Superbowl Sunday is a day most men celebrate, and a day some women dread, but for reasons other than the big game. Investigator Debbie Stanfill, head of the Jackson’s Police Department’s Domestic Violence Unit, said that in past years the day has ranked the highest for domestic abuse.
Authorities say that former Shelby County commissioner and interim mayor Joe Ford has been arrested on a charge of theft of property between $1,000 and $10,000. Shelby County sheriff’s spokesman Chip Washington said that Ford turned himself in at 4:30 p.m. Tuesday.
The preliminary hearing for a 45-year-old man in custody on charges of child rape was moved to Oct. 11 so the defendant could hire an attorney. Hamilton County Sheriff’s deputies arrested Larry Vaughn on Sept. 9 after reports showed his DNA on a 12-year-old girl’s clothing from a year-old rape case.
General Sessions Court Judge Ben Hall McFarlin appointed a new attorney Tuesday to represent a man charged with murder in the shooting death of a Burks Hollow Road man. McFarlin named Will Fraley to take the case of James Lamendola of 1619 Old Lascassas Highway, who faces charges of first-degree murder, aggravated kidnapping, especially aggravated robbery, burglary and theft.
A former Kingsport pastor has been arrested for allegedly soliciting the statutory rape of a 16-year-old girl via text messages. Anthony Michael Adinolfi, 55, 2109 Faulk Lane, Kingsport, is charged with solicitation of statutory rape by an authority figure, a Class D felony, and solicitation of aggravated statutory rape, a Class E felony.
Preliminary figures on a new Florida law requiring drug tests for welfare applicants show that they are less likely than other people to use drugs, not more. One famous Floridian suggests that it’s the people who came up with the law who should be submitting specimens.

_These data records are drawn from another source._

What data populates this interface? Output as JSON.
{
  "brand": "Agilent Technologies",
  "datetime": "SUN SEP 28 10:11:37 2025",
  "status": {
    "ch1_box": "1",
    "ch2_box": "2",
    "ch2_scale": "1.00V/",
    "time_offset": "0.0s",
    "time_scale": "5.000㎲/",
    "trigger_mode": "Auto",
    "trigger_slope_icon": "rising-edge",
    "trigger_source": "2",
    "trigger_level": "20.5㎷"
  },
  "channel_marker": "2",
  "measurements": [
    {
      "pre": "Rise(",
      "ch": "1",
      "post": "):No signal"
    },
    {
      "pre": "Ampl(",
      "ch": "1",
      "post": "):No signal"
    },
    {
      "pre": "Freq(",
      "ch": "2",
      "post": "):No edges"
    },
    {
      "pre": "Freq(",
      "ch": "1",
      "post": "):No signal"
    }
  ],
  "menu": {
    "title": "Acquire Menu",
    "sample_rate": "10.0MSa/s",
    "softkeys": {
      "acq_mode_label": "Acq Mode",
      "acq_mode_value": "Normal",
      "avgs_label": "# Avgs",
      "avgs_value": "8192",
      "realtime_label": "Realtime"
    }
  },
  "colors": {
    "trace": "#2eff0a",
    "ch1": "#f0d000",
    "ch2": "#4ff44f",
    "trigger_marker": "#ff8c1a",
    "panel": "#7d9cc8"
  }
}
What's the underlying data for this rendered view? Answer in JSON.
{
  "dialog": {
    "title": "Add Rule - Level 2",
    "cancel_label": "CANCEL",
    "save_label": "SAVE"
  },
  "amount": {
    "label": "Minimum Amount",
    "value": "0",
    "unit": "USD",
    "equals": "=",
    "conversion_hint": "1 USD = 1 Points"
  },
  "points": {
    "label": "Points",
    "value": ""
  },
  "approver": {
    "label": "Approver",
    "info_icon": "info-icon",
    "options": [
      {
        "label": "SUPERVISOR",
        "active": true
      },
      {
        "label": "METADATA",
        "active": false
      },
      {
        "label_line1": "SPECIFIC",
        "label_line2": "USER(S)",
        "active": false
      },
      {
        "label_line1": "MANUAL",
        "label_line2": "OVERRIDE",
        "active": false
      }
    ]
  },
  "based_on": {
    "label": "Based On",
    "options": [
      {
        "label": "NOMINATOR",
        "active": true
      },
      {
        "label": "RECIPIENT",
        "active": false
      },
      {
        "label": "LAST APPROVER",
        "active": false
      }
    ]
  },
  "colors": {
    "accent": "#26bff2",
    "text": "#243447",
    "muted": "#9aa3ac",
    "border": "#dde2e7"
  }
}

When business screeched to a halt at Jerry Howard’s eastern Kentucky mine engineering company two years ago, he decided to call it quits after four decades in the coal industry. “We were sort of forced out,” Howard says of the former company, Walturn, where he was part owner.
Ask most Tennesseans which of the state’s public colleges and universities has the largest undergraduate enrollment and the answer in almost every instance will be the University of Tennessee in Knoxville. That’s wrong.
While sour economic news was permeating the world’s financial markets earlier this month, a Memphis-based company announced that it had a great year. AutoZone, which ended its sales year Aug. 27, reported that annual revenue rose almost 10 percent to top $8 billion for the first time since it opened in 1979.
Tennessee Lt. Gov. Ron Ramsey is right to suggest that the Legislature’s Fiscal Review Committee also take into consideration the impact proposed legislation would have on businesses. We are not convinced, however, that adding this responsibility to existing staff is the right approach.